Political Realism

The value is governmental legitimacy. Political Realist Bernard Williams explains “It is a necessary condition of legitimacy (LEG) that the state solve the first [political] question.” He furthers, “I identify the “first” political question in Hobbesian terms as the securing of order, protection, safety, trust, and the conditions of cooperation. It is “first” because solving it is the condition of … Read More

Paternalism (Liberty/Autonomy)

In order for there to be good ends, there must be some unconditionally good thing. Humanity, or rather our rational nature, is this unconditional good. Christine Korsgaard in 1983 explains that The argument shows how Kant’s idea of justification works. It can be read as a kind of regress upon the conditions, starting from an important assumption. The assumption is … Read More

Respecting Liberty (Korsgaard)

The existence of extrinsic goodness requires unconditional human worth—that means we must treat others as ends in themselves. Christine Korsgaard writes in 1983 that The argument shows how Kant’s idea of justification works. It can be read as a kind of regress upon the conditions, starting from an important assumption. The assumption is that when a rational being makes a … Read More

Locke – Social Contract

Because only a legitimate authority generates political obligations, I value governmental legitimacy. Simmons of Cornell University 1999 explains This Lockean account utilizes one standard moral conception of state legitimacy [which is that],‘ and it is this conception of legitimacy” that I will hereafter have in mind when I use that term. A state’s (or government’s) legitimacy is the complex moral … Read More

Cosmopolitanism

Note – This framework is fairly long and may not be exactly the advocacy you’re looking for. That’s okay! It has a ton of great cards and analysis that you can use to justify and explain cosmopolitanism. I value Global Justice. Global justice is a cosmopolitan view of justice that claims that each person has an inalienable equal human worth, … Read More

Consequentialism

Here, we have a few different options for consequential frameworks.

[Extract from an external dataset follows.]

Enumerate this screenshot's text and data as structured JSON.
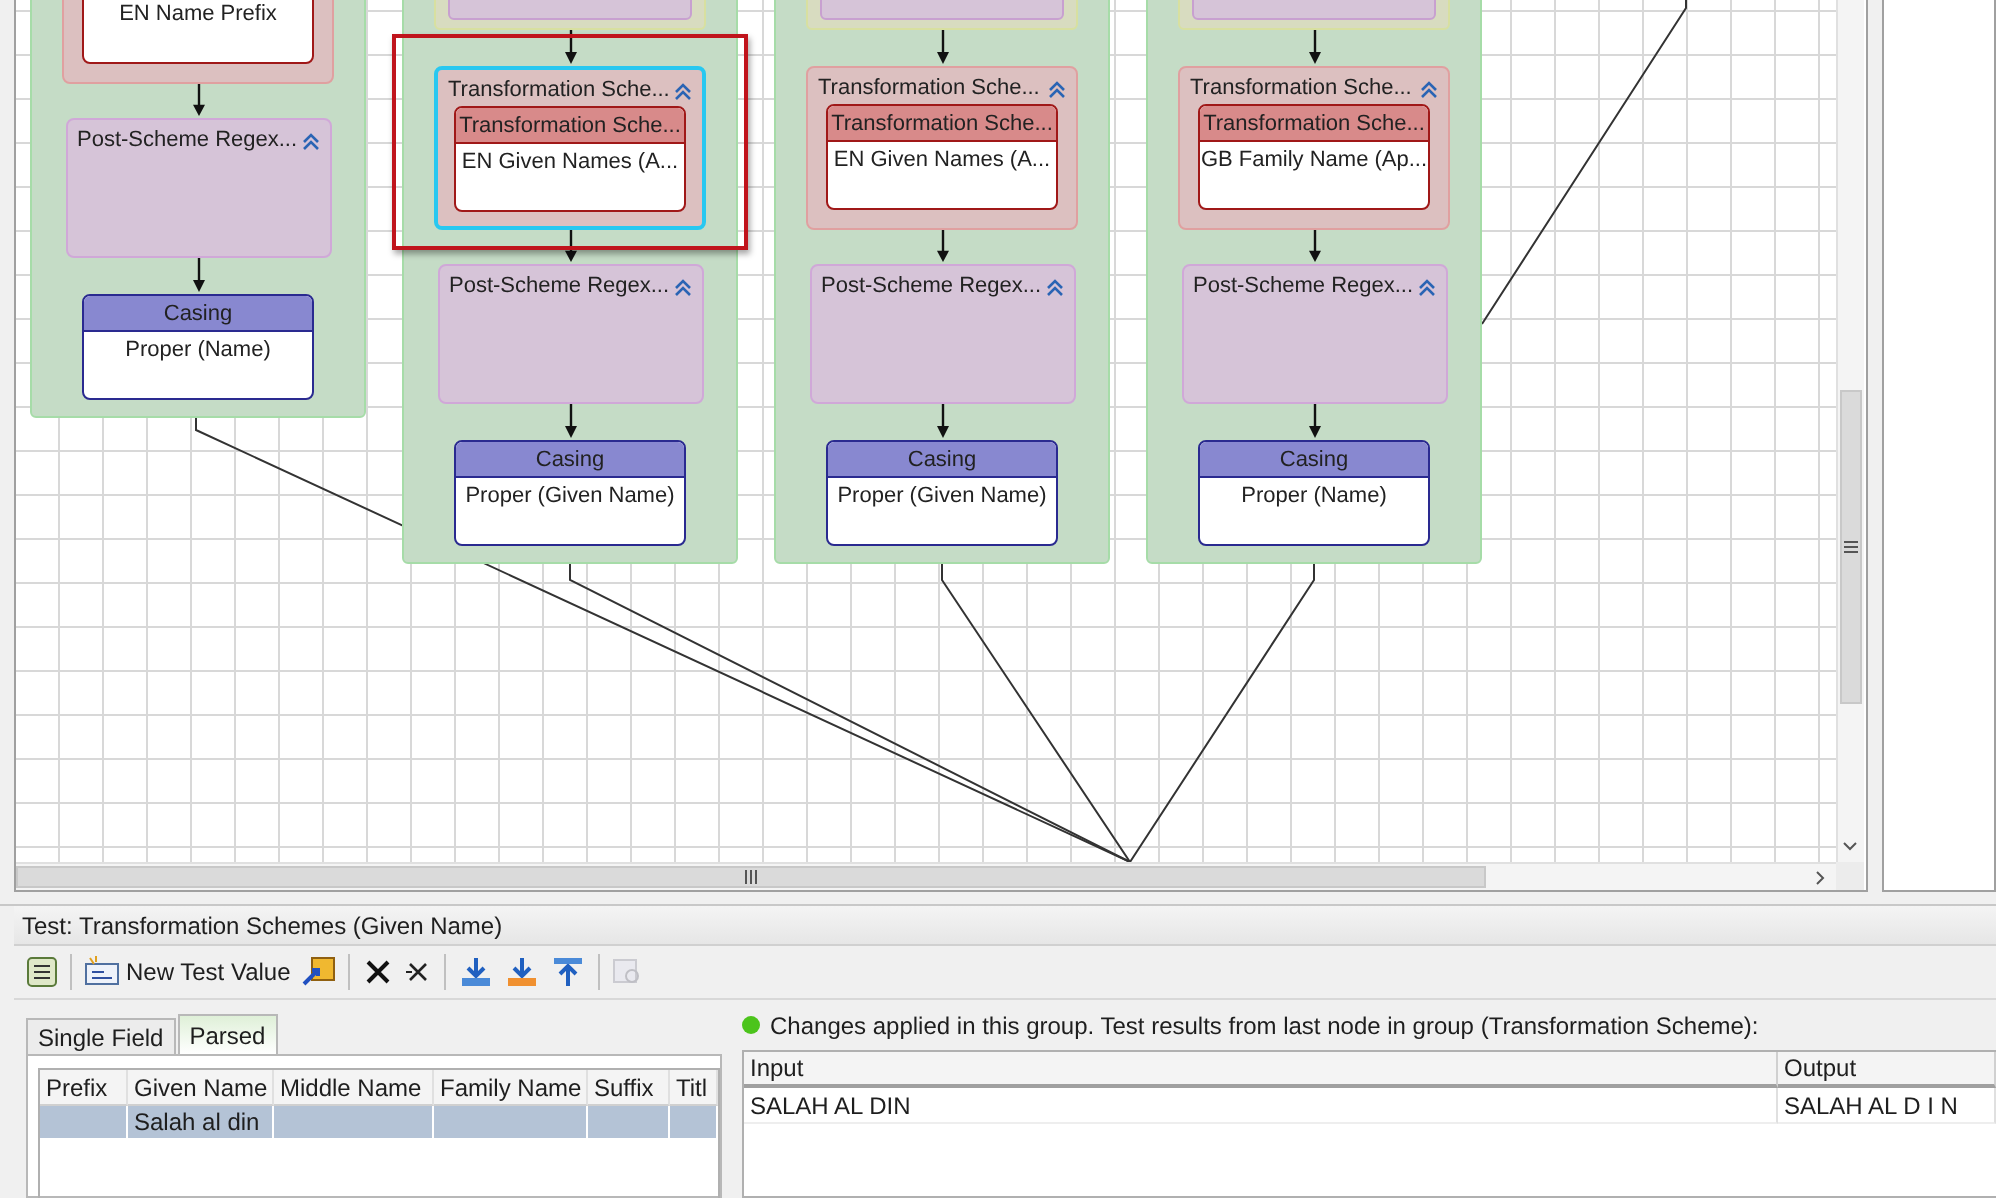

A lot of them use the same/similar cards, but may serve different purposes. The first framework we outline is if you’re really trying to justify consequentialism, and are worried you may lose that debate –  Insert whatever value is most applicable to the topic or you prefer to run. Justice, … Read More

Communitarianism

If applicable, insert your value of choice, based on the topic or what you prefer. Justice, morality and governmental legitimacy work well.  Communitarianism is required to protect both democracy, and individual rights. Amitai Etzioni, Professor of Government at George Washington University 1993 explains Neither human existence nor individual liberty can be sustained for long outside the interdependent and overlapping communities … Read More